- Opening Delimiter -
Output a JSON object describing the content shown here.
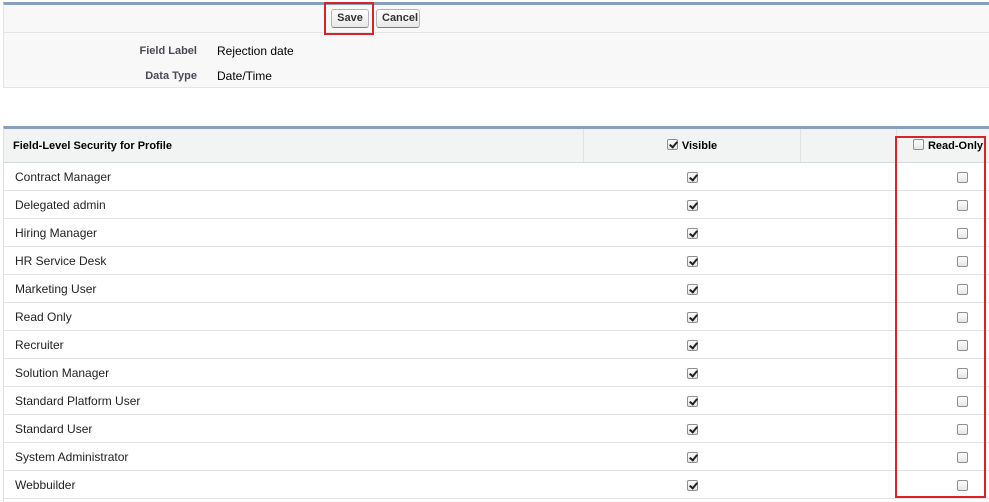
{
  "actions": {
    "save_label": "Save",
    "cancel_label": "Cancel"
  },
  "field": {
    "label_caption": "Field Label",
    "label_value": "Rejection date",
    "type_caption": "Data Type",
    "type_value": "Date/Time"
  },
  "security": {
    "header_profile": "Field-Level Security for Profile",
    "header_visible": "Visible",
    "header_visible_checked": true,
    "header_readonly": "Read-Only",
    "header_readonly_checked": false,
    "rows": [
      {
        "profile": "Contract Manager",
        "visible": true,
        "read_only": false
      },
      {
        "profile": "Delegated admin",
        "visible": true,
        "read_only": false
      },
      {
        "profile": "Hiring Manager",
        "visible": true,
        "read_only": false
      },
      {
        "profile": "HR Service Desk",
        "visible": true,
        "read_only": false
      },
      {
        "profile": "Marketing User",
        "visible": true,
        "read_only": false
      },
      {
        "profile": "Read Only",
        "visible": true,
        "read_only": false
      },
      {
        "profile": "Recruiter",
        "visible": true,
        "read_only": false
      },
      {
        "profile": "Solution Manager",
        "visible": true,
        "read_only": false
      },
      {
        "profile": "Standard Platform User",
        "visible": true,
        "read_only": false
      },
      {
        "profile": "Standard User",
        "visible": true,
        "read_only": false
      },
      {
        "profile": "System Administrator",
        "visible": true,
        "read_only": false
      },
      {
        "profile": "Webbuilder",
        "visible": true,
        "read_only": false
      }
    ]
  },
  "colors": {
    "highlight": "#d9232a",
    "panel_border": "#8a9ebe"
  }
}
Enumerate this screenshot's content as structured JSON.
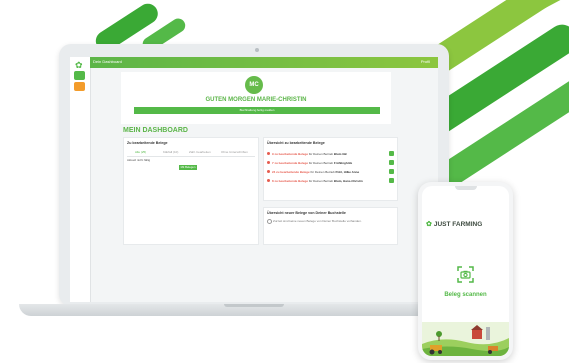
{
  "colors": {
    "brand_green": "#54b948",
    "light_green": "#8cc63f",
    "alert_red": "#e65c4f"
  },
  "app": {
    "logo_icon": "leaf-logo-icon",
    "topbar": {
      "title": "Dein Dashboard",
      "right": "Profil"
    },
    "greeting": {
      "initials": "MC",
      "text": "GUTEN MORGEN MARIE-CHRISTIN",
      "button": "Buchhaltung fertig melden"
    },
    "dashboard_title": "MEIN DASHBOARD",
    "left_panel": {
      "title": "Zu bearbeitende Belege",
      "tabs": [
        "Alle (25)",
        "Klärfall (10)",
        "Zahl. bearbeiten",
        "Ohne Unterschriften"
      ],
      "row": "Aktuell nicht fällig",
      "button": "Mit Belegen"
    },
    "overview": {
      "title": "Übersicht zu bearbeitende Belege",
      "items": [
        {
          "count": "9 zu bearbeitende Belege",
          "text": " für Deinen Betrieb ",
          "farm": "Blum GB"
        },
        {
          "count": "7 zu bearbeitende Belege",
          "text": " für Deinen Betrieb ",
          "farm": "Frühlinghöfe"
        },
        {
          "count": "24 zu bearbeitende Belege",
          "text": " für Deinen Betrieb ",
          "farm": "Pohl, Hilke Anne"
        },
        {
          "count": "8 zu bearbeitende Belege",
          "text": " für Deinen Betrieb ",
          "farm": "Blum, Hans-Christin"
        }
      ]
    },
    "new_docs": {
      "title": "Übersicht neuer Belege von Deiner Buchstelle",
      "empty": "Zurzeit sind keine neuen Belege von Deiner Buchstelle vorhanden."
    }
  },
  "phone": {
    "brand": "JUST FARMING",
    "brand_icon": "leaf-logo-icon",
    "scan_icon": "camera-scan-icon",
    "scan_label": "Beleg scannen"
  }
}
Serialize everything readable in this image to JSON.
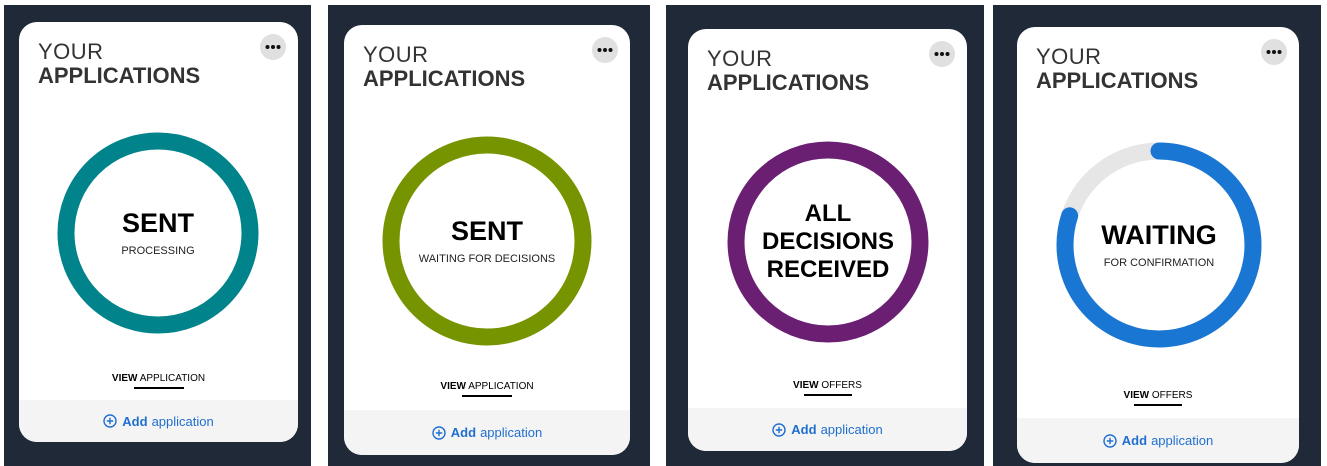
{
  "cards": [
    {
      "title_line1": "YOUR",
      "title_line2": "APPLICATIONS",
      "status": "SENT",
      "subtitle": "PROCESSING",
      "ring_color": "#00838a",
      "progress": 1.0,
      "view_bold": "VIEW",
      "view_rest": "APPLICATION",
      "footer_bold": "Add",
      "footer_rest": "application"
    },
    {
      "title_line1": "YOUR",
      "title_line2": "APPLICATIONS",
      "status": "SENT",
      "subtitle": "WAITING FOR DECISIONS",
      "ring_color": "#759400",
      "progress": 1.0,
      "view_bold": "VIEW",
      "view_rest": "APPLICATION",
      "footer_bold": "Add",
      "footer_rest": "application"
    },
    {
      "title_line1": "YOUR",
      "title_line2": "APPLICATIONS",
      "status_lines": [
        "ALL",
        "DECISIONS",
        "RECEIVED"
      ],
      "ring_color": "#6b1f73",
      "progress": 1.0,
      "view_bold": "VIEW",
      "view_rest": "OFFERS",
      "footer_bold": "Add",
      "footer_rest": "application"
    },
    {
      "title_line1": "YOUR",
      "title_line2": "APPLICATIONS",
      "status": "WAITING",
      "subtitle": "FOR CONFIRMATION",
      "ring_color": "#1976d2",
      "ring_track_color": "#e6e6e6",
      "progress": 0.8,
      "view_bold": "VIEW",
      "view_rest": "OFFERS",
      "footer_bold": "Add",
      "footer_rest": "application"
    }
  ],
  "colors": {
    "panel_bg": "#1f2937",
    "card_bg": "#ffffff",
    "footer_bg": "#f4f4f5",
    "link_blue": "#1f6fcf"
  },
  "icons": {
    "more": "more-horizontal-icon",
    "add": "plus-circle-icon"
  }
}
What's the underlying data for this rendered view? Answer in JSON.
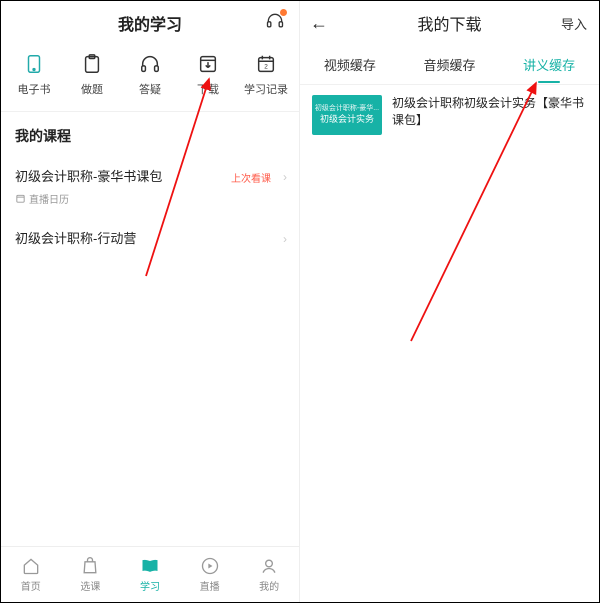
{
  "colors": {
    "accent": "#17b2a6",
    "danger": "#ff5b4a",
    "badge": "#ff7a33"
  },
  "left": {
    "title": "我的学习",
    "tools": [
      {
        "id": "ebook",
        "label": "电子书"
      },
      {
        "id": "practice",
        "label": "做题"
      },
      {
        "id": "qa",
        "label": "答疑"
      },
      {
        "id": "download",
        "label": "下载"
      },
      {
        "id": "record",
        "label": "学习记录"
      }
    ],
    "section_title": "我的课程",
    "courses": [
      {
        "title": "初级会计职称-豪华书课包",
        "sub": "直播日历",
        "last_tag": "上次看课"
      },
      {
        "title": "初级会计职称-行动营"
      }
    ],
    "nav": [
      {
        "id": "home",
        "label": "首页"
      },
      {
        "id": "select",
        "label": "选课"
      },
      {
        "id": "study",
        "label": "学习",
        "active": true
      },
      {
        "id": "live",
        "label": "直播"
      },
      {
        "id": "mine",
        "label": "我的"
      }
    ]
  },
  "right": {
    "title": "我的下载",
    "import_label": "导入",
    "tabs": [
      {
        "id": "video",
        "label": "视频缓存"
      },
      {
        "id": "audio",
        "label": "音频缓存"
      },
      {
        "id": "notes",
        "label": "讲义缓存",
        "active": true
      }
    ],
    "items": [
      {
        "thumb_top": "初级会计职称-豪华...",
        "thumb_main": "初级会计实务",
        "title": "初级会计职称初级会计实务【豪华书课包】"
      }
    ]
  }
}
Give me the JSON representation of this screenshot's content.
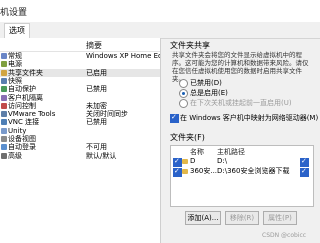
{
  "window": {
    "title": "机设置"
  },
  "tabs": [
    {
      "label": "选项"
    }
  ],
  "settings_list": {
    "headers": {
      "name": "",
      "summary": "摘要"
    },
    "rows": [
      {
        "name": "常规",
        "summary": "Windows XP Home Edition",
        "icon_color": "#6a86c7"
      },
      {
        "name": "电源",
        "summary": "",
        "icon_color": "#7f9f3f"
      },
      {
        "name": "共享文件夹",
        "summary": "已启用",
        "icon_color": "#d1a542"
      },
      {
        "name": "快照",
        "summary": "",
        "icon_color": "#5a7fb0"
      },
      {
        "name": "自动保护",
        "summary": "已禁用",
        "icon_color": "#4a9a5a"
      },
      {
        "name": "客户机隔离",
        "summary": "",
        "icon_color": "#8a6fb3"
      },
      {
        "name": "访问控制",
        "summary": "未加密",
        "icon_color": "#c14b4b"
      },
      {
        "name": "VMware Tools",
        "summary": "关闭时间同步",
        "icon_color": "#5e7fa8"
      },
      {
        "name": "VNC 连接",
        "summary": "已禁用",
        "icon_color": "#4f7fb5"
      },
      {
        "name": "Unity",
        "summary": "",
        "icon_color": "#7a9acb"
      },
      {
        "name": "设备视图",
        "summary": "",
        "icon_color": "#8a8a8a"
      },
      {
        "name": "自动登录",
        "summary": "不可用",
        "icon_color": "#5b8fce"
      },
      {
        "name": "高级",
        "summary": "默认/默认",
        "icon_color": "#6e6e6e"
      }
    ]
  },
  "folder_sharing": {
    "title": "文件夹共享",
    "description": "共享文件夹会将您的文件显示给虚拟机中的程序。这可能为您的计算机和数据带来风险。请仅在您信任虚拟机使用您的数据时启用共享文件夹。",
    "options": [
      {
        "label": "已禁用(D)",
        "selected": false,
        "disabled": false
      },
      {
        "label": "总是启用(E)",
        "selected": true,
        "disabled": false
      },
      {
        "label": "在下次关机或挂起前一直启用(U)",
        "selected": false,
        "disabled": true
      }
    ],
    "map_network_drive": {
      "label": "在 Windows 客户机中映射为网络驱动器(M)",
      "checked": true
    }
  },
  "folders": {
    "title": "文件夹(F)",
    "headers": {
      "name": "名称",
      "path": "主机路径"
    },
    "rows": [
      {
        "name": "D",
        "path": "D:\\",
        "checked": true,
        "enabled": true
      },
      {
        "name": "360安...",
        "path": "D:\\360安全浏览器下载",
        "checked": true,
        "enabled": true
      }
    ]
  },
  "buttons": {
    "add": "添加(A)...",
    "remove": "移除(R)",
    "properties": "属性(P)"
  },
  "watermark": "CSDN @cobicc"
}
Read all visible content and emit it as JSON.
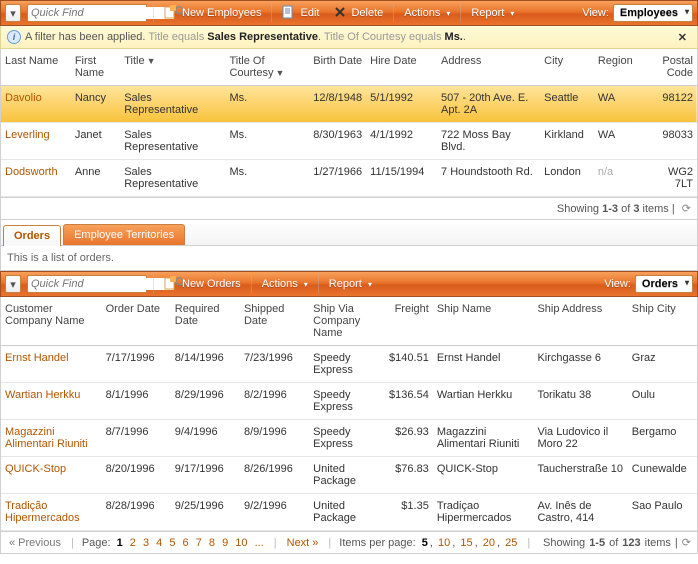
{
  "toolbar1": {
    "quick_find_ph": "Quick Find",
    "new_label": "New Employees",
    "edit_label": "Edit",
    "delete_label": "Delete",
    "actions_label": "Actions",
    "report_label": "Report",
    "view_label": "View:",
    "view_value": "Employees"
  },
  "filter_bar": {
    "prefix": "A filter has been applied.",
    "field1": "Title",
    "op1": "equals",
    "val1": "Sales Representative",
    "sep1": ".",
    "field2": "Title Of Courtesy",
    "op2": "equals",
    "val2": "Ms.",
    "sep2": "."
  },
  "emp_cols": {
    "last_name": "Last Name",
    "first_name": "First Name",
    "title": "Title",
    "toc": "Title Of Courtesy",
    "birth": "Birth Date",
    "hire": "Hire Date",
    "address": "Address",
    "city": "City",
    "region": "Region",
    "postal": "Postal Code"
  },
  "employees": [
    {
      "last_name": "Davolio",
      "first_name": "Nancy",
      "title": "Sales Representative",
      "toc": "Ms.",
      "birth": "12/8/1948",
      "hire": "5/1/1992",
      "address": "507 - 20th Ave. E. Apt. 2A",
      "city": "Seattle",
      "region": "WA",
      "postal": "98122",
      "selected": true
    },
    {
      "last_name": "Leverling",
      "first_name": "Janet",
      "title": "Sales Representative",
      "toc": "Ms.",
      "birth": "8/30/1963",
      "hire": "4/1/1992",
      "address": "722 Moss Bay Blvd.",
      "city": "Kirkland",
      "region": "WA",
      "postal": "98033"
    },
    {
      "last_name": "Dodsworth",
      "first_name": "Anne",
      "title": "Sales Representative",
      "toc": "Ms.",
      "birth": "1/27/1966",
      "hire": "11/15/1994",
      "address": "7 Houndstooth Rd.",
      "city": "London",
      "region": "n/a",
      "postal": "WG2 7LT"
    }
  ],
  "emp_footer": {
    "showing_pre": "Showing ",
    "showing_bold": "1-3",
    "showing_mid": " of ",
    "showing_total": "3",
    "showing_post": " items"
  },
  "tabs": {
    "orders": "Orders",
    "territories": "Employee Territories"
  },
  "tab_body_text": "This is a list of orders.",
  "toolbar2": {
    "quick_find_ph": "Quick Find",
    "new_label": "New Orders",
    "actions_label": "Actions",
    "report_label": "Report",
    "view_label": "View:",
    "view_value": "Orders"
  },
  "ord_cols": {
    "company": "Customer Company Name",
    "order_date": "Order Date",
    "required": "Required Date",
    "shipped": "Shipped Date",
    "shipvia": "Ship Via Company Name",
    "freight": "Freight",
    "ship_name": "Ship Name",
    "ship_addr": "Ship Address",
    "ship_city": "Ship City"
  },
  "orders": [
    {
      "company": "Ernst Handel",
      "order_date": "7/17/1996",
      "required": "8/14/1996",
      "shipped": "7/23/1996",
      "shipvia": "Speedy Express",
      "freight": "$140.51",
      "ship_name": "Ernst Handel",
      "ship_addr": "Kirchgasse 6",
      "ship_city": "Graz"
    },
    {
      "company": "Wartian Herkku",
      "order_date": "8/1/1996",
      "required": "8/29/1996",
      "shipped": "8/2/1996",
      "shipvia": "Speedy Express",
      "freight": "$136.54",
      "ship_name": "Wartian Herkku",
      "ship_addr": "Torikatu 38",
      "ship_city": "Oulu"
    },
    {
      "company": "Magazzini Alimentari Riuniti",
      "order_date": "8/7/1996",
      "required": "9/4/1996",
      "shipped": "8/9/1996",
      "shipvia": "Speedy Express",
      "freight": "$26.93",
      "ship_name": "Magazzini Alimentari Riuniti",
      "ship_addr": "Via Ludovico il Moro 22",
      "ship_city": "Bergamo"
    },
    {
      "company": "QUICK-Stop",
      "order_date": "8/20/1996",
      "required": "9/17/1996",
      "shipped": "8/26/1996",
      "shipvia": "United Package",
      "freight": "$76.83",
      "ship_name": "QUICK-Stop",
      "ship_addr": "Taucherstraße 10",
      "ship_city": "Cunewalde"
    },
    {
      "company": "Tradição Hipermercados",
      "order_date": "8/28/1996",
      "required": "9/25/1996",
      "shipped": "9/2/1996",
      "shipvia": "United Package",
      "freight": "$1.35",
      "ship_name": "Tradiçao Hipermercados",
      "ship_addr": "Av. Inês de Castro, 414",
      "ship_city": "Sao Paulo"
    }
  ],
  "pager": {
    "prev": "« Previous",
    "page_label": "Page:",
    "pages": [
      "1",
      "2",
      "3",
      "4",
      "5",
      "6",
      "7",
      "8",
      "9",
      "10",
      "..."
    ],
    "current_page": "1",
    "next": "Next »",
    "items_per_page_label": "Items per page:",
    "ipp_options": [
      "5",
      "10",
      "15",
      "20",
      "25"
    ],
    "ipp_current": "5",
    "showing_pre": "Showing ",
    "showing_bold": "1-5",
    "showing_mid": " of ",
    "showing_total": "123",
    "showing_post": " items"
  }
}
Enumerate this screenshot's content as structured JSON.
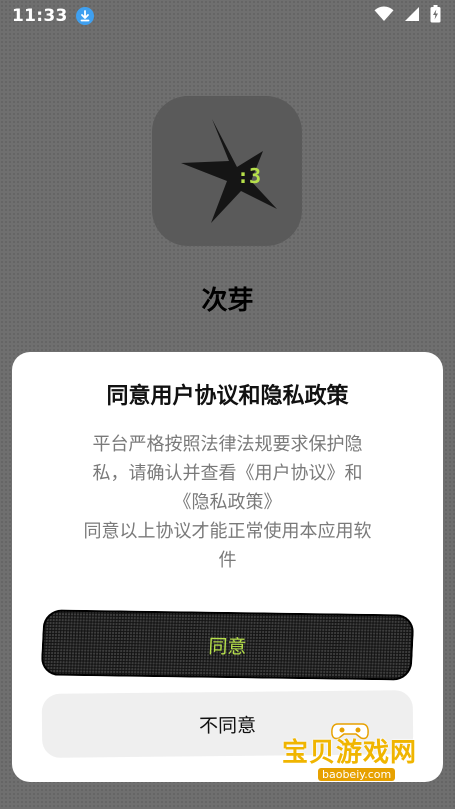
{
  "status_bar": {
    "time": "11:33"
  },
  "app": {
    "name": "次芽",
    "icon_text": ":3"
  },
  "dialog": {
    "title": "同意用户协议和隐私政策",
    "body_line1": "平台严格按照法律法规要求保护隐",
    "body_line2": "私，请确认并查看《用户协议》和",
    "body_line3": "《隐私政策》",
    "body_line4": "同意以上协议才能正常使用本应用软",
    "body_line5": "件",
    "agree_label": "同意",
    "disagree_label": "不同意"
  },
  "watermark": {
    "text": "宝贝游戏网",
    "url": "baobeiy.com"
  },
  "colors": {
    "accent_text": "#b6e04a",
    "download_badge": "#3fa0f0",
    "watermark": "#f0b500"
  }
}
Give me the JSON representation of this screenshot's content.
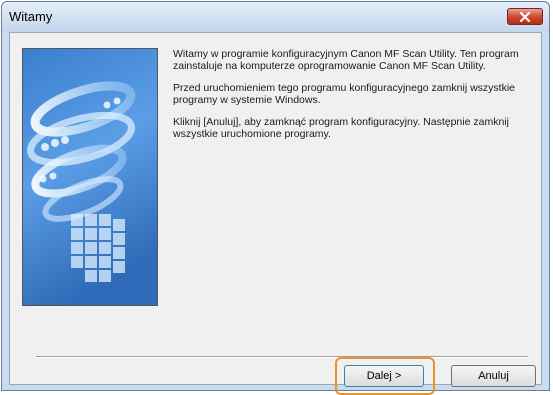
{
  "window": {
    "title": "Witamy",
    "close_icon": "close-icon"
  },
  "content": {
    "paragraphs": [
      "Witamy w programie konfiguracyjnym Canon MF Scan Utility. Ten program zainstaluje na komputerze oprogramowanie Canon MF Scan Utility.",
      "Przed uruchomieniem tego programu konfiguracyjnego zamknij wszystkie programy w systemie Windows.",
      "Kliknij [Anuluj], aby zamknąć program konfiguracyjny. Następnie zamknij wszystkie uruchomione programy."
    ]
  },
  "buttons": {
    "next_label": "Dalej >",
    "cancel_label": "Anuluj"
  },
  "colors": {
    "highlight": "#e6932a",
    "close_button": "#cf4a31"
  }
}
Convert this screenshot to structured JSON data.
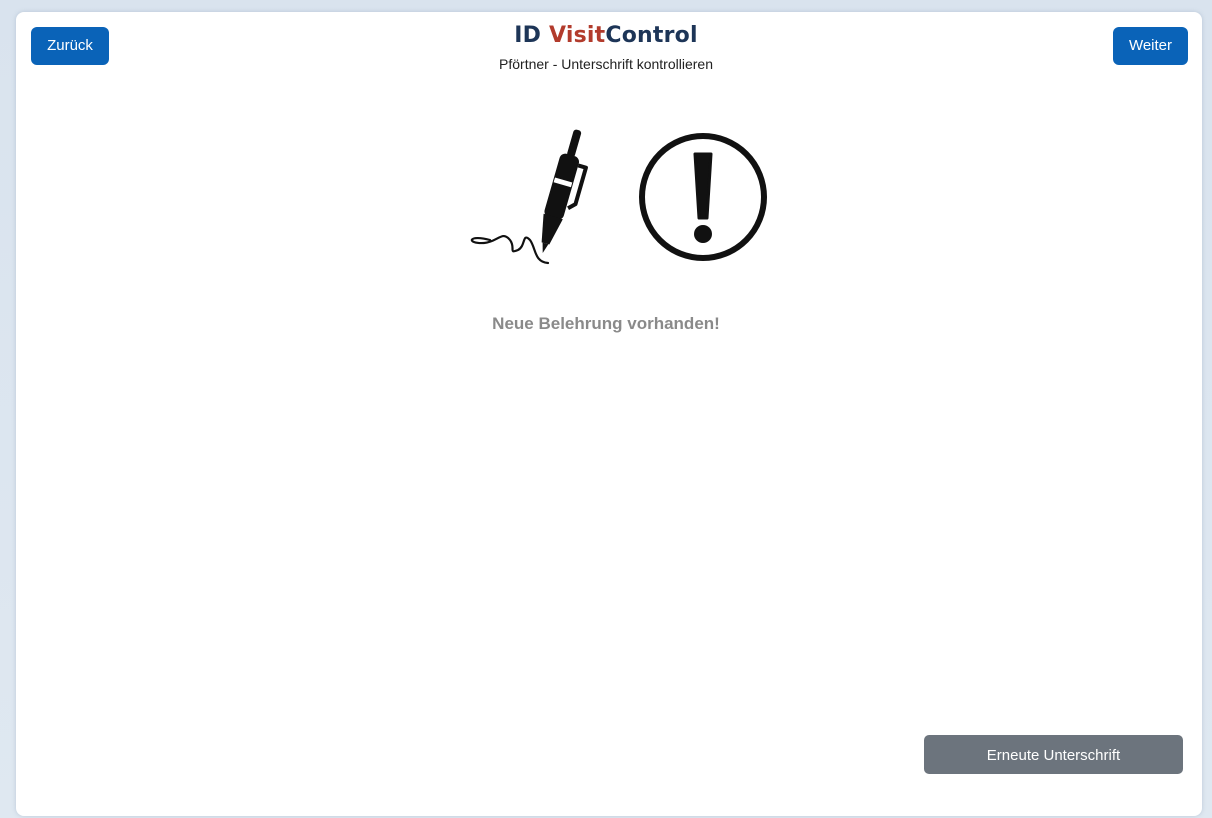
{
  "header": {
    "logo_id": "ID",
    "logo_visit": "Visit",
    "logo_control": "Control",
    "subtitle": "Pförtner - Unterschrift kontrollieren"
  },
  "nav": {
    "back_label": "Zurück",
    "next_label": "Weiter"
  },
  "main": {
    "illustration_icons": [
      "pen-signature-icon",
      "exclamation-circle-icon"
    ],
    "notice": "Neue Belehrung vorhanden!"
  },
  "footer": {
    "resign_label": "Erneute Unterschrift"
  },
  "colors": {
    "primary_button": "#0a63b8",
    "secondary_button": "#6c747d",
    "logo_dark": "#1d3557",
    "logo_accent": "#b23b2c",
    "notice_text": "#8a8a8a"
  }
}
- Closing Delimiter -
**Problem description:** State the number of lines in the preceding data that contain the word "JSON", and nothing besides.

**Reply:** 9